What the task requires:
Could you repeat every record below exactly as written?

^^^^^^^^

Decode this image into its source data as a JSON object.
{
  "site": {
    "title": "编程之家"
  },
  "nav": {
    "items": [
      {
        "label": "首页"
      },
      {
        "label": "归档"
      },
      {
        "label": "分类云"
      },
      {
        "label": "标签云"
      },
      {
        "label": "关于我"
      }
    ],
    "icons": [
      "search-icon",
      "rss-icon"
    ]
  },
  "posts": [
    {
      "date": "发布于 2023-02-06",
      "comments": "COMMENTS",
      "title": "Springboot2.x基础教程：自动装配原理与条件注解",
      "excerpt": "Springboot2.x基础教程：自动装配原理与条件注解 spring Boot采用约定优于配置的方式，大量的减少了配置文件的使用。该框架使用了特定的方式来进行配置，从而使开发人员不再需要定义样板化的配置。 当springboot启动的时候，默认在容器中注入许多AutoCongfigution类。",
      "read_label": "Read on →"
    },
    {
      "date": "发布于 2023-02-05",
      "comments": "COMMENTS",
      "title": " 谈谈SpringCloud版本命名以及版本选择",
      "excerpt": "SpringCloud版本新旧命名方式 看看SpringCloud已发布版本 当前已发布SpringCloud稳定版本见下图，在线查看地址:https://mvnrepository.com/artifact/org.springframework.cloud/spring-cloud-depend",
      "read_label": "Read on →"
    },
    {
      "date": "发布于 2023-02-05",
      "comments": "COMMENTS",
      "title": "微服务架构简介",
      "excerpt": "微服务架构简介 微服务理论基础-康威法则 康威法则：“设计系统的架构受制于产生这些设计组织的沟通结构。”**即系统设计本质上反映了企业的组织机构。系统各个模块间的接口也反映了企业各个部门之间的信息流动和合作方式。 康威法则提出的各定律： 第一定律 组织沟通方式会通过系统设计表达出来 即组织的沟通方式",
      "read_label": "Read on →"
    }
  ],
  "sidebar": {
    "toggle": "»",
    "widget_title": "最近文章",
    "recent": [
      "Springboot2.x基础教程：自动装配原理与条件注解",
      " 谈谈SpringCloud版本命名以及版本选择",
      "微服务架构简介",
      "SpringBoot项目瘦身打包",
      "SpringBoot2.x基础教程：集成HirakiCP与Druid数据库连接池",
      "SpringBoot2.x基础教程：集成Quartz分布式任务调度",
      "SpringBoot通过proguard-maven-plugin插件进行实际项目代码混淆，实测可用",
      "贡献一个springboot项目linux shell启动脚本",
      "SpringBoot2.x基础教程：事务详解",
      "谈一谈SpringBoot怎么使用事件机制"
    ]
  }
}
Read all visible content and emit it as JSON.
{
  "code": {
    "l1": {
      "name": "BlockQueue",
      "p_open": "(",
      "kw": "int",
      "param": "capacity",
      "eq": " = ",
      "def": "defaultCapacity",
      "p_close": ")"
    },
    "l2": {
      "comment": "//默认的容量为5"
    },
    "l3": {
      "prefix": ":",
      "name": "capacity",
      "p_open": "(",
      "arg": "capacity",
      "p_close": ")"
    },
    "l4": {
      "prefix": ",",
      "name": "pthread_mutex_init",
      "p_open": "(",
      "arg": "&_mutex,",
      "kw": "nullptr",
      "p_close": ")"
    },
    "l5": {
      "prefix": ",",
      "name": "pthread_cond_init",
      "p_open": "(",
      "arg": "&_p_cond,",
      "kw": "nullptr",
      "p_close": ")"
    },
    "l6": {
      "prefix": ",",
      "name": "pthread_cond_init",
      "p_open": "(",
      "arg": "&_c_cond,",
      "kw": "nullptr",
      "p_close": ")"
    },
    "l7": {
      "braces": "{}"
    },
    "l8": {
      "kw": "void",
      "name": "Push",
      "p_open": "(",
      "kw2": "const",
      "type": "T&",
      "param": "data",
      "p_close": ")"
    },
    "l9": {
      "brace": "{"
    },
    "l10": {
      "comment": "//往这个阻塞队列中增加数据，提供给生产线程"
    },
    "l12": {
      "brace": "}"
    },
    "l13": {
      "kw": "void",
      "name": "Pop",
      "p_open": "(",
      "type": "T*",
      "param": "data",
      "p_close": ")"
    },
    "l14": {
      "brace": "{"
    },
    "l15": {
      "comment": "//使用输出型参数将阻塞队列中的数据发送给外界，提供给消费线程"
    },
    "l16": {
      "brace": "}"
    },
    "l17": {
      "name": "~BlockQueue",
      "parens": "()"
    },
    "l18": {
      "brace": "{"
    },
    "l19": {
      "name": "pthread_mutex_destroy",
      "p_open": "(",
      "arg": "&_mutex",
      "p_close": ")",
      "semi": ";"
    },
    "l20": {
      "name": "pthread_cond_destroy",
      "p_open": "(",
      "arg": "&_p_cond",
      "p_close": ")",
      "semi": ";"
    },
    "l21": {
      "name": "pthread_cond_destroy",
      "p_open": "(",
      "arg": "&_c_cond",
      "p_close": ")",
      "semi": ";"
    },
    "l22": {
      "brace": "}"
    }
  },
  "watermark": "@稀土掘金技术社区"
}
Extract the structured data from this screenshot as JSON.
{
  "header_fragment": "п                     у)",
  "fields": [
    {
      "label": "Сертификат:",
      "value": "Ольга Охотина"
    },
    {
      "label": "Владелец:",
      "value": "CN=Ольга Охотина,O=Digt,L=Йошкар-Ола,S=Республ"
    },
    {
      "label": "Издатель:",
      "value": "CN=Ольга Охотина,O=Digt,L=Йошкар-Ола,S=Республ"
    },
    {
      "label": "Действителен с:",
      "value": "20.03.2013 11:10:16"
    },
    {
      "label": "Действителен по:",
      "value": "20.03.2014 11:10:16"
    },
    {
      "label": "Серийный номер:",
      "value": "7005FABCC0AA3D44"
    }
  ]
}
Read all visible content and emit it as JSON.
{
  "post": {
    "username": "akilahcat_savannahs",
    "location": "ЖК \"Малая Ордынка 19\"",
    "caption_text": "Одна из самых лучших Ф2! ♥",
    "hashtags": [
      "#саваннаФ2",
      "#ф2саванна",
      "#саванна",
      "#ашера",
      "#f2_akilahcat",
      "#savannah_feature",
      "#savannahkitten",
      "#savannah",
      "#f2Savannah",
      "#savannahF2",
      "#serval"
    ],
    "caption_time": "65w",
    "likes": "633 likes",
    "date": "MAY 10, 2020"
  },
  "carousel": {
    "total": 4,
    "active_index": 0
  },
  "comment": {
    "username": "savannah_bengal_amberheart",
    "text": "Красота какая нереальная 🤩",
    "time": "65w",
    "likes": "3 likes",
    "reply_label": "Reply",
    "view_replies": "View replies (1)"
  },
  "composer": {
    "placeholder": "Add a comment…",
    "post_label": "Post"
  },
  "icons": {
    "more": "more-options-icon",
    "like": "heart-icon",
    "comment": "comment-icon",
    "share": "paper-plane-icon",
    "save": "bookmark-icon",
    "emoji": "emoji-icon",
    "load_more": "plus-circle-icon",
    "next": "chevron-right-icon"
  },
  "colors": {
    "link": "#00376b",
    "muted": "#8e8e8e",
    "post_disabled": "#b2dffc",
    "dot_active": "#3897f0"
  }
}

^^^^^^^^

Reply:
Decode this image into its source data as a JSON object.
{
  "site": {
    "title": "编程之家"
  },
  "nav": {
    "items": [
      {
        "label": "首页"
      },
      {
        "label": "归档"
      },
      {
        "label": "分类云"
      },
      {
        "label": "标签云"
      },
      {
        "label": "关于我"
      }
    ],
    "icons": [
      "search-icon",
      "rss-icon"
    ]
  },
  "posts": [
    {
      "date": "发布于 2023-02-06",
      "comments": "COMMENTS",
      "title": "Springboot2.x基础教程：自动装配原理与条件注解",
      "excerpt": "Springboot2.x基础教程：自动装配原理与条件注解 spring Boot采用约定优于配置的方式，大量的减少了配置文件的使用。该框架使用了特定的方式来进行配置，从而使开发人员不再需要定义样板化的配置。 当springboot启动的时候，默认在容器中注入许多AutoCongfigution类。",
      "read_label": "Read on →"
    },
    {
      "date": "发布于 2023-02-05",
      "comments": "COMMENTS",
      "title": " 谈谈SpringCloud版本命名以及版本选择",
      "excerpt": "SpringCloud版本新旧命名方式 看看SpringCloud已发布版本 当前已发布SpringCloud稳定版本见下图，在线查看地址:https://mvnrepository.com/artifact/org.springframework.cloud/spring-cloud-depend",
      "read_label": "Read on →"
    },
    {
      "date": "发布于 2023-02-05",
      "comments": "COMMENTS",
      "title": "微服务架构简介",
      "excerpt": "微服务架构简介 微服务理论基础-康威法则 康威法则：“设计系统的架构受制于产生这些设计组织的沟通结构。”**即系统设计本质上反映了企业的组织机构。系统各个模块间的接口也反映了企业各个部门之间的信息流动和合作方式。 康威法则提出的各定律： 第一定律 组织沟通方式会通过系统设计表达出来 即组织的沟通方式",
      "read_label": "Read on →"
    }
  ],
  "sidebar": {
    "toggle": "»",
    "widget_title": "最近文章",
    "recent": [
      "Springboot2.x基础教程：自动装配原理与条件注解",
      " 谈谈SpringCloud版本命名以及版本选择",
      "微服务架构简介",
      "SpringBoot项目瘦身打包",
      "SpringBoot2.x基础教程：集成HirakiCP与Druid数据库连接池",
      "SpringBoot2.x基础教程：集成Quartz分布式任务调度",
      "SpringBoot通过proguard-maven-plugin插件进行实际项目代码混淆，实测可用",
      "贡献一个springboot项目linux shell启动脚本",
      "SpringBoot2.x基础教程：事务详解",
      "谈一谈SpringBoot怎么使用事件机制"
    ]
  }
}
Read all visible content and emit it as JSON.
{
  "code": {
    "l1": {
      "name": "BlockQueue",
      "p_open": "(",
      "kw": "int",
      "param": "capacity",
      "eq": " = ",
      "def": "defaultCapacity",
      "p_close": ")"
    },
    "l2": {
      "comment": "//默认的容量为5"
    },
    "l3": {
      "prefix": ":",
      "name": "capacity",
      "p_open": "(",
      "arg": "capacity",
      "p_close": ")"
    },
    "l4": {
      "prefix": ",",
      "name": "pthread_mutex_init",
      "p_open": "(",
      "arg": "&_mutex,",
      "kw": "nullptr",
      "p_close": ")"
    },
    "l5": {
      "prefix": ",",
      "name": "pthread_cond_init",
      "p_open": "(",
      "arg": "&_p_cond,",
      "kw": "nullptr",
      "p_close": ")"
    },
    "l6": {
      "prefix": ",",
      "name": "pthread_cond_init",
      "p_open": "(",
      "arg": "&_c_cond,",
      "kw": "nullptr",
      "p_close": ")"
    },
    "l7": {
      "braces": "{}"
    },
    "l8": {
      "kw": "void",
      "name": "Push",
      "p_open": "(",
      "kw2": "const",
      "type": "T&",
      "param": "data",
      "p_close": ")"
    },
    "l9": {
      "brace": "{"
    },
    "l10": {
      "comment": "//往这个阻塞队列中增加数据，提供给生产线程"
    },
    "l12": {
      "brace": "}"
    },
    "l13": {
      "kw": "void",
      "name": "Pop",
      "p_open": "(",
      "type": "T*",
      "param": "data",
      "p_close": ")"
    },
    "l14": {
      "brace": "{"
    },
    "l15": {
      "comment": "//使用输出型参数将阻塞队列中的数据发送给外界，提供给消费线程"
    },
    "l16": {
      "brace": "}"
    },
    "l17": {
      "name": "~BlockQueue",
      "parens": "()"
    },
    "l18": {
      "brace": "{"
    },
    "l19": {
      "name": "pthread_mutex_destroy",
      "p_open": "(",
      "arg": "&_mutex",
      "p_close": ")",
      "semi": ";"
    },
    "l20": {
      "name": "pthread_cond_destroy",
      "p_open": "(",
      "arg": "&_p_cond",
      "p_close": ")",
      "semi": ";"
    },
    "l21": {
      "name": "pthread_cond_destroy",
      "p_open": "(",
      "arg": "&_c_cond",
      "p_close": ")",
      "semi": ";"
    },
    "l22": {
      "brace": "}"
    }
  },
  "watermark": "@稀土掘金技术社区"
}
Extract the structured data from this screenshot as JSON.
{
  "header_fragment": "п                     у)",
  "fields": [
    {
      "label": "Сертификат:",
      "value": "Ольга Охотина"
    },
    {
      "label": "Владелец:",
      "value": "CN=Ольга Охотина,O=Digt,L=Йошкар-Ола,S=Республ"
    },
    {
      "label": "Издатель:",
      "value": "CN=Ольга Охотина,O=Digt,L=Йошкар-Ола,S=Республ"
    },
    {
      "label": "Действителен с:",
      "value": "20.03.2013 11:10:16"
    },
    {
      "label": "Действителен по:",
      "value": "20.03.2014 11:10:16"
    },
    {
      "label": "Серийный номер:",
      "value": "7005FABCC0AA3D44"
    }
  ]
}
Read all visible content and emit it as JSON.
{
  "post": {
    "username": "akilahcat_savannahs",
    "location": "ЖК \"Малая Ордынка 19\"",
    "caption_text": "Одна из самых лучших Ф2! ♥",
    "hashtags": [
      "#саваннаФ2",
      "#ф2саванна",
      "#саванна",
      "#ашера",
      "#f2_akilahcat",
      "#savannah_feature",
      "#savannahkitten",
      "#savannah",
      "#f2Savannah",
      "#savannahF2",
      "#serval"
    ],
    "caption_time": "65w",
    "likes": "633 likes",
    "date": "MAY 10, 2020"
  },
  "carousel": {
    "total": 4,
    "active_index": 0
  },
  "comment": {
    "username": "savannah_bengal_amberheart",
    "text": "Красота какая нереальная 🤩",
    "time": "65w",
    "likes": "3 likes",
    "reply_label": "Reply",
    "view_replies": "View replies (1)"
  },
  "composer": {
    "placeholder": "Add a comment…",
    "post_label": "Post"
  },
  "icons": {
    "more": "more-options-icon",
    "like": "heart-icon",
    "comment": "comment-icon",
    "share": "paper-plane-icon",
    "save": "bookmark-icon",
    "emoji": "emoji-icon",
    "load_more": "plus-circle-icon",
    "next": "chevron-right-icon"
  },
  "colors": {
    "link": "#00376b",
    "muted": "#8e8e8e",
    "post_disabled": "#b2dffc",
    "dot_active": "#3897f0"
  }
}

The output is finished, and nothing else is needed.